“For me, it would be about getting kids outside and going on hikes, looking at flowers and plants,” Nielsen said. “There are plenty of markers along the way to let you know about plants and animals, so they’re learning about nature.”

“They spend all day during school hours sitting at desks, so let’s use the summer to get their muscles moving and their brains stimulated outside as well.”

Learning something new

Again, this can stem from a kid’s favorite topic or what is picked as a new area of interest. Sign up for a summer learning activity or STEM class around favorite topics.

Perhaps, gaining new skills can be found in a cooking class or a home-based science project documented over several weeks. (There are many websites that list science projects ideas; and are two of them.)

There are also more chances to do what busy school-year calendars don’t leave much time for: sidewalk chalk art, gardening, rock collections, bird watching and identification, learning to read a map, and geocaching.

Math and board games

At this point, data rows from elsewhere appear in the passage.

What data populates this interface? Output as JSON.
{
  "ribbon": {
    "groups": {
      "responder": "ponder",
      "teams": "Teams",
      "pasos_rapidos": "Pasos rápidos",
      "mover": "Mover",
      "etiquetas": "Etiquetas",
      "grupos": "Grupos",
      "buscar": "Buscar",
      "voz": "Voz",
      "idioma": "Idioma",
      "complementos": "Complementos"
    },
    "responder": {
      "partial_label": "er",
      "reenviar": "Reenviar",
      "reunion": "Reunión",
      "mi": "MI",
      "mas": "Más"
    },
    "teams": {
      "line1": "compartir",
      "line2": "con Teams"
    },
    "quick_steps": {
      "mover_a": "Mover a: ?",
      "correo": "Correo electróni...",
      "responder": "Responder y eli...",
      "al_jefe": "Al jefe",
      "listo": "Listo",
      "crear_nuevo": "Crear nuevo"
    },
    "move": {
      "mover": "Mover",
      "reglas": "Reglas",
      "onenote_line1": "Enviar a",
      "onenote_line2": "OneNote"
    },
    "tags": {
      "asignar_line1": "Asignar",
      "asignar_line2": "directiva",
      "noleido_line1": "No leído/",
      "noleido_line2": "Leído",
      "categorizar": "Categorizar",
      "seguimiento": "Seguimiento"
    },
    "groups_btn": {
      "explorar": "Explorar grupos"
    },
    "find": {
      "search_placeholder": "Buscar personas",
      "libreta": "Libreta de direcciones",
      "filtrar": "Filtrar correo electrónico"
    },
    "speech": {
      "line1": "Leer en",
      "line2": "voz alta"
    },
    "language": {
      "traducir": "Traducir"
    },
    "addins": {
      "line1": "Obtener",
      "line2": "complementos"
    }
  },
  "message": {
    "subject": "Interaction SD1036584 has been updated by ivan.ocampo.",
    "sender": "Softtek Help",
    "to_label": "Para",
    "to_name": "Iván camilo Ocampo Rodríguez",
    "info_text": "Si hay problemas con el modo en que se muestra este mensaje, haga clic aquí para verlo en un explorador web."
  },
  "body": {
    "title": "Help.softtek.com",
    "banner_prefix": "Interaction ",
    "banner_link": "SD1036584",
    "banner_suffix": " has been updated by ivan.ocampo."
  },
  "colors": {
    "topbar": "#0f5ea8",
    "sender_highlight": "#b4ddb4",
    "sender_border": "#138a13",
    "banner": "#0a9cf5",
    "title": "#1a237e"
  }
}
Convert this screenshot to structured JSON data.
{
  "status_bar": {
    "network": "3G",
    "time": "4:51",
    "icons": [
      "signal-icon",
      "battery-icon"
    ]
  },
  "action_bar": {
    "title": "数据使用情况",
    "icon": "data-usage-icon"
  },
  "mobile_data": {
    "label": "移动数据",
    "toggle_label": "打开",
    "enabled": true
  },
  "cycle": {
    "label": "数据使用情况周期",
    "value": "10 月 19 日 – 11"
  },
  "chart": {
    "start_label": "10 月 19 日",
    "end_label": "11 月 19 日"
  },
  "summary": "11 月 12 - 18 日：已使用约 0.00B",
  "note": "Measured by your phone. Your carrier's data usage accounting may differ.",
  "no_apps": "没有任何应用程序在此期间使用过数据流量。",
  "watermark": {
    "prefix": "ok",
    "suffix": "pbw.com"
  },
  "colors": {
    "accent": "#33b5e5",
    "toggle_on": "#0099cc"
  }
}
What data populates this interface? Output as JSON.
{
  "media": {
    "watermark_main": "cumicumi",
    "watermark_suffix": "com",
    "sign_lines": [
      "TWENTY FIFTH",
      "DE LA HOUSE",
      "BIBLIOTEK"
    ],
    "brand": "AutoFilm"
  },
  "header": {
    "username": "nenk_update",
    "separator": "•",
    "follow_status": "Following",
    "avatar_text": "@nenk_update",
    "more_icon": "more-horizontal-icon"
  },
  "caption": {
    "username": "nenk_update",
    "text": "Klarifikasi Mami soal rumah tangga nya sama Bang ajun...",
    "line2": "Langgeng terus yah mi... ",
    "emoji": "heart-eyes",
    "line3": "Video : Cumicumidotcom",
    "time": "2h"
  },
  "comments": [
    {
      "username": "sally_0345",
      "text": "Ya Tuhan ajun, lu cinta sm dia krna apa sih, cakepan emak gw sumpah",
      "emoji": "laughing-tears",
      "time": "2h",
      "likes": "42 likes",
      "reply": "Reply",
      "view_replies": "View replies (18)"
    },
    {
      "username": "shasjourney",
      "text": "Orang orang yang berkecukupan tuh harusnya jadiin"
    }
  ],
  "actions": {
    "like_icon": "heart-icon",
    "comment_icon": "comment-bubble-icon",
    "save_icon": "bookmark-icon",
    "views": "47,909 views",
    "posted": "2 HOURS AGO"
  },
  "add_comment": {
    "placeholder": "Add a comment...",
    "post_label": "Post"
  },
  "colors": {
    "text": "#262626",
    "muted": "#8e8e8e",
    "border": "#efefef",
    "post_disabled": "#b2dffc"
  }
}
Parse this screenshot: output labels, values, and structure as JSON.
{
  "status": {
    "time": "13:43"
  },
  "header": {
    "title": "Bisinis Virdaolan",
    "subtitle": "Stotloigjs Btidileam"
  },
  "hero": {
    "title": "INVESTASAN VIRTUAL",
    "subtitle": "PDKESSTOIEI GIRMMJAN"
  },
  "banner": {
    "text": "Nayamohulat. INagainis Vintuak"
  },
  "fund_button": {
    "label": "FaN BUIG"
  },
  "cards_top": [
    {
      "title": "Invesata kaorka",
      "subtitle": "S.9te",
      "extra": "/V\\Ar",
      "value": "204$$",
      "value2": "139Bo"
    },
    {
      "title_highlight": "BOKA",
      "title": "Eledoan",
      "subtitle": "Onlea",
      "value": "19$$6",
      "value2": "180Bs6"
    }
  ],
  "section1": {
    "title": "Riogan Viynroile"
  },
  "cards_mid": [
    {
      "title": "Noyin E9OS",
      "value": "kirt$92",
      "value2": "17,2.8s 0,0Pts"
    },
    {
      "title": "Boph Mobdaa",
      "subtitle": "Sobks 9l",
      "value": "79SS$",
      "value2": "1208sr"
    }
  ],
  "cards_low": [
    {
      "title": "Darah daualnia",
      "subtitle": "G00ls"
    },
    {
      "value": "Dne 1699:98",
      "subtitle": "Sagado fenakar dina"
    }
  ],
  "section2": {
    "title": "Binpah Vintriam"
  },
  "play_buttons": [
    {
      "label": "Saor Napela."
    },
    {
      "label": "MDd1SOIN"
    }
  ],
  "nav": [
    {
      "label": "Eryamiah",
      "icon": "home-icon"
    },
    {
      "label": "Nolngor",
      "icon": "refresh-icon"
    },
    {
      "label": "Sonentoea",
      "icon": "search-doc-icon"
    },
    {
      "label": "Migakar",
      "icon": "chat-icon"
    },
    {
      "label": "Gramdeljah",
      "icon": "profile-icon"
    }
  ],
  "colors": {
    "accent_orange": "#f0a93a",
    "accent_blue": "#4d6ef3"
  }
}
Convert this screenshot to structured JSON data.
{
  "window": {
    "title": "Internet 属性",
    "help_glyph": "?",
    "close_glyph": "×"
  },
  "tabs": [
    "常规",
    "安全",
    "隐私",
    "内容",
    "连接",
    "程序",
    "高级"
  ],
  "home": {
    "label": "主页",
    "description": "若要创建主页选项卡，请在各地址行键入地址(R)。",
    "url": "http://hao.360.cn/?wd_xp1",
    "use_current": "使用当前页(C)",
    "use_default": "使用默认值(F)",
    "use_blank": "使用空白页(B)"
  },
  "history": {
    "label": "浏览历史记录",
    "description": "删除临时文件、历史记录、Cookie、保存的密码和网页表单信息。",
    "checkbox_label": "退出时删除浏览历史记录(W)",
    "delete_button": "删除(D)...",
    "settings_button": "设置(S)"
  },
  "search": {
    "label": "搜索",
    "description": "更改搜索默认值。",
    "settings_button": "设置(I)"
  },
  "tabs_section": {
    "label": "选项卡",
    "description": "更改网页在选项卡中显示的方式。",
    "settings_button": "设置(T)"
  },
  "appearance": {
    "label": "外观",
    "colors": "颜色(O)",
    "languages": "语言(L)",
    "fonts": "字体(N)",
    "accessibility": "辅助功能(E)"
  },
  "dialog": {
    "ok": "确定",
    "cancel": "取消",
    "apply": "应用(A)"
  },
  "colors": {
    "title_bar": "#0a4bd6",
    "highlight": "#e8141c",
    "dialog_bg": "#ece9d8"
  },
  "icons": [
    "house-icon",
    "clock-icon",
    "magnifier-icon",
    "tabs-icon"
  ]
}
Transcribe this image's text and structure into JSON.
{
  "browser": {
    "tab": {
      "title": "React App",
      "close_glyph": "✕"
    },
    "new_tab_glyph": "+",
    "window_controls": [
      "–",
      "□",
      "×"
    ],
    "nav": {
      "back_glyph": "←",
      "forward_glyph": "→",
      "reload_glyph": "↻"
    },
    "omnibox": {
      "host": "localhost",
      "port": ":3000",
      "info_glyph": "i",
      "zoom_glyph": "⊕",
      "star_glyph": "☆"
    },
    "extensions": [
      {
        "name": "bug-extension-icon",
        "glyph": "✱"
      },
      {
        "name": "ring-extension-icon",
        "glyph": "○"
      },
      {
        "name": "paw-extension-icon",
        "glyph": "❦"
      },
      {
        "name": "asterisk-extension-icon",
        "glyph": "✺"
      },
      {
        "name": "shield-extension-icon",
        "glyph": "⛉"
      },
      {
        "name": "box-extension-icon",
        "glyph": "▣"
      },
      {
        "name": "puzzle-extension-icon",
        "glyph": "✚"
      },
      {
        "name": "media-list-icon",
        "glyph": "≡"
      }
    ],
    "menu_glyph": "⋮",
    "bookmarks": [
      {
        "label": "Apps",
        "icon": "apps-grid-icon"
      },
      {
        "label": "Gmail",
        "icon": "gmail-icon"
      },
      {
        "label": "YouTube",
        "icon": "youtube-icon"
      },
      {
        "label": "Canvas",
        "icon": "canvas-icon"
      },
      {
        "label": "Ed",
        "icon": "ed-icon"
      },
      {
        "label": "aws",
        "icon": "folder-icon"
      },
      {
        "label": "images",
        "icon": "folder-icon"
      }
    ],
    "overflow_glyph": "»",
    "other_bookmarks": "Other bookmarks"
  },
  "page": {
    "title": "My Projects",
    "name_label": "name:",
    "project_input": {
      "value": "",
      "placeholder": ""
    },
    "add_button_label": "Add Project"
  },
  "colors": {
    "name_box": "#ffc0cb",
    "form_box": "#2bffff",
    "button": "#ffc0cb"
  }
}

Kids enjoy games on digital devices and computers, but those can keep brains active and learning too. Various websites have math problems and worksheets, such as Several apps for mobile devices offer math practice.

On an iPad, Numbers League is an app that places users in a superhero role that must use math to save the city. Kids can play alone or against one another to reach different levels.

Families also can get out board games to engage a child’s brain. Choose among a wide variety of games at home or from the store that also happen to factor in counting, strategy and other thinking skills.

Read, read, and read some more

Again, local libraries come through to help kids find favorite books or subjects of interest to stimulate hours of reading in a shady spot or out on the porch. Kids can get lost in adventures or get absorbed learning about a favorite subject.

Summer reading programs at libraries offer incentives. For example, Spokane County Library has an online option for kids to track their summer hours to earn badges. All 600-minute readers get a printable certificate.

Depending on the school a child attends, some kids will have required summer reading to do before school starts again. Families also can create a reading program, encourage a kids book club, and offer incentives at home. With more leisure time, consider books that are just slightly ahead of a child’s abilities for improved vocabulary and to discuss questions.